• [What is being asked]: Your result should be every line of the records below that contains the word "Турист".

Records excerpted from a collection:
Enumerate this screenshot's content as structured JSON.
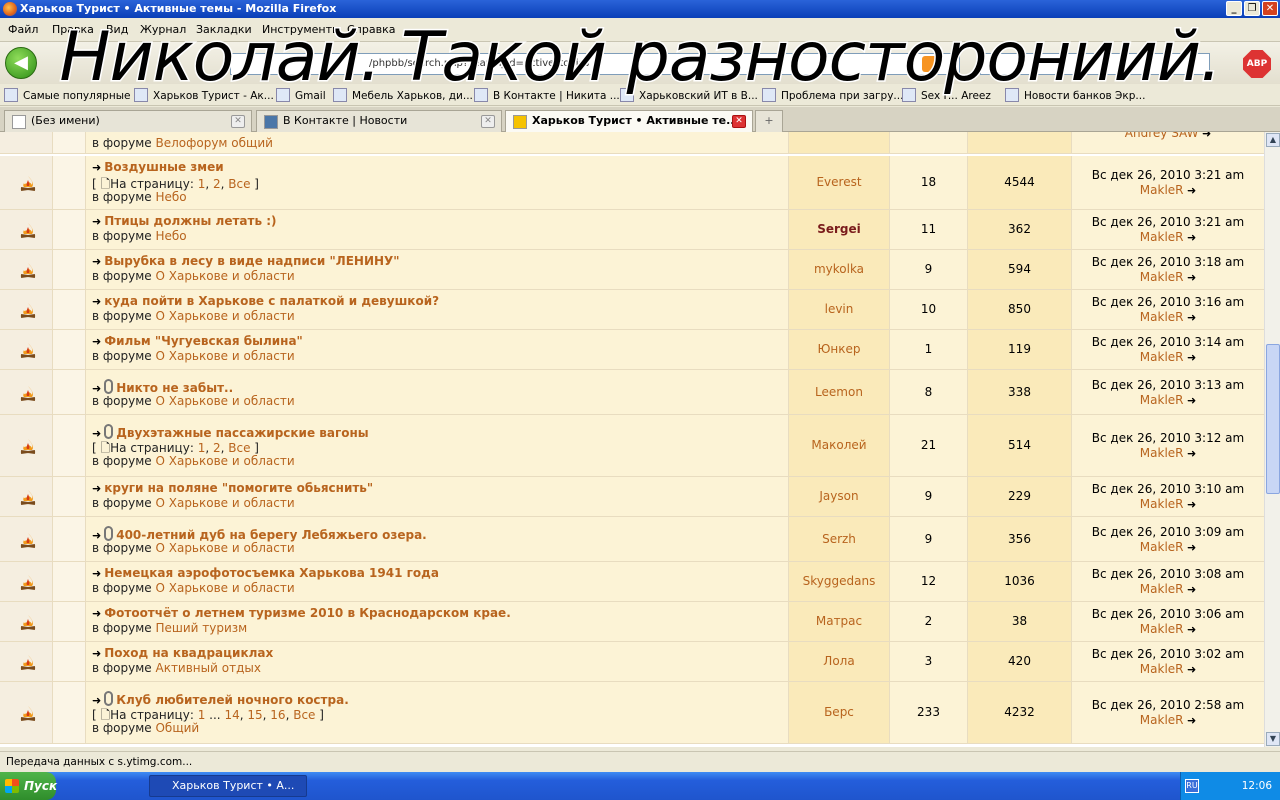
{
  "window": {
    "title": "Харьков Турист • Активные темы - Mozilla Firefox"
  },
  "menu": [
    "Файл",
    "Правка",
    "Вид",
    "Журнал",
    "Закладки",
    "Инструменты",
    "Справка"
  ],
  "navbar": {
    "url": "/phpbb/search.php?search_id=active_topics"
  },
  "bookmarks": [
    "Самые популярные",
    "Харьков Турист - Ак...",
    "Gmail",
    "Мебель Харьков, ди...",
    "В Контакте | Никита ...",
    "Харьковский ИТ в В...",
    "Проблема при загру...",
    "Sex F... Areez",
    "Новости банков Экр..."
  ],
  "tabs": [
    {
      "label": "(Без имени)"
    },
    {
      "label": "В Контакте | Новости"
    },
    {
      "label": "Харьков Турист • Активные те..."
    }
  ],
  "overlay_text": "Николай. Такой разносторониий.",
  "partial_top": {
    "forum_prefix": "в форуме",
    "forum": "Велофорум общий",
    "last_user": "Andrey SAW"
  },
  "labels": {
    "in_forum": "в форуме",
    "pages": "На страницу:"
  },
  "topics": [
    {
      "title": "Воздушные змеи",
      "pages": [
        "1",
        "2",
        "Все"
      ],
      "forum": "Небо",
      "author": "Everest",
      "replies": "18",
      "views": "4544",
      "last_date": "Вс дек 26, 2010 3:21 am",
      "last_user": "MakleR",
      "clip": false
    },
    {
      "title": "Птицы должны летать :)",
      "pages": null,
      "forum": "Небо",
      "author": "Sergei",
      "author_strong": true,
      "replies": "11",
      "views": "362",
      "last_date": "Вс дек 26, 2010 3:21 am",
      "last_user": "MakleR",
      "clip": false
    },
    {
      "title": "Вырубка в лесу в виде надписи \"ЛЕНИНУ\"",
      "pages": null,
      "forum": "О Харькове и области",
      "author": "mykolka",
      "replies": "9",
      "views": "594",
      "last_date": "Вс дек 26, 2010 3:18 am",
      "last_user": "MakleR",
      "clip": false
    },
    {
      "title": "куда пойти в Харькове с палаткой и девушкой?",
      "pages": null,
      "forum": "О Харькове и области",
      "author": "levin",
      "replies": "10",
      "views": "850",
      "last_date": "Вс дек 26, 2010 3:16 am",
      "last_user": "MakleR",
      "clip": false
    },
    {
      "title": "Фильм \"Чугуевская былина\"",
      "pages": null,
      "forum": "О Харькове и области",
      "author": "Юнкер",
      "replies": "1",
      "views": "119",
      "last_date": "Вс дек 26, 2010 3:14 am",
      "last_user": "MakleR",
      "clip": false
    },
    {
      "title": "Никто не забыт..",
      "pages": null,
      "forum": "О Харькове и области",
      "author": "Leemon",
      "replies": "8",
      "views": "338",
      "last_date": "Вс дек 26, 2010 3:13 am",
      "last_user": "MakleR",
      "clip": true
    },
    {
      "title": "Двухэтажные пассажирские вагоны",
      "pages": [
        "1",
        "2",
        "Все"
      ],
      "forum": "О Харькове и области",
      "author": "Маколей",
      "replies": "21",
      "views": "514",
      "last_date": "Вс дек 26, 2010 3:12 am",
      "last_user": "MakleR",
      "clip": true
    },
    {
      "title": "круги на поляне \"помогите обьяснить\"",
      "pages": null,
      "forum": "О Харькове и области",
      "author": "Jayson",
      "replies": "9",
      "views": "229",
      "last_date": "Вс дек 26, 2010 3:10 am",
      "last_user": "MakleR",
      "clip": false
    },
    {
      "title": "400-летний дуб на берегу Лебяжьего озера.",
      "pages": null,
      "forum": "О Харькове и области",
      "author": "Serzh",
      "replies": "9",
      "views": "356",
      "last_date": "Вс дек 26, 2010 3:09 am",
      "last_user": "MakleR",
      "clip": true
    },
    {
      "title": "Немецкая аэрофотосъемка Харькова 1941 года",
      "pages": null,
      "forum": "О Харькове и области",
      "author": "Skyggedans",
      "replies": "12",
      "views": "1036",
      "last_date": "Вс дек 26, 2010 3:08 am",
      "last_user": "MakleR",
      "clip": false
    },
    {
      "title": "Фотоотчёт о летнем туризме 2010 в Краснодарском крае.",
      "pages": null,
      "forum": "Пеший туризм",
      "author": "Матрас",
      "replies": "2",
      "views": "38",
      "last_date": "Вс дек 26, 2010 3:06 am",
      "last_user": "MakleR",
      "clip": false
    },
    {
      "title": "Поход на квадрациклах",
      "pages": null,
      "forum": "Активный отдых",
      "author": "Лола",
      "replies": "3",
      "views": "420",
      "last_date": "Вс дек 26, 2010 3:02 am",
      "last_user": "MakleR",
      "clip": false
    },
    {
      "title": "Клуб любителей ночного костра.",
      "pages": [
        "1",
        "...",
        "14",
        "15",
        "16",
        "Все"
      ],
      "forum": "Общий",
      "author": "Берс",
      "replies": "233",
      "views": "4232",
      "last_date": "Вс дек 26, 2010 2:58 am",
      "last_user": "MakleR",
      "clip": true
    }
  ],
  "status": {
    "text": "Передача данных с s.ytimg.com..."
  },
  "taskbar": {
    "start": "Пуск",
    "item": "Харьков Турист • А...",
    "lang": "RU",
    "clock": "12:06"
  }
}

• [Output for this exercise]:
    "title": "Харьков Турист • Активные темы - Mozilla Firefox"
    "Харьков Турист - Ак...",
      "label": "Харьков Турист • Активные те..."
    "item": "Харьков Турист • А...",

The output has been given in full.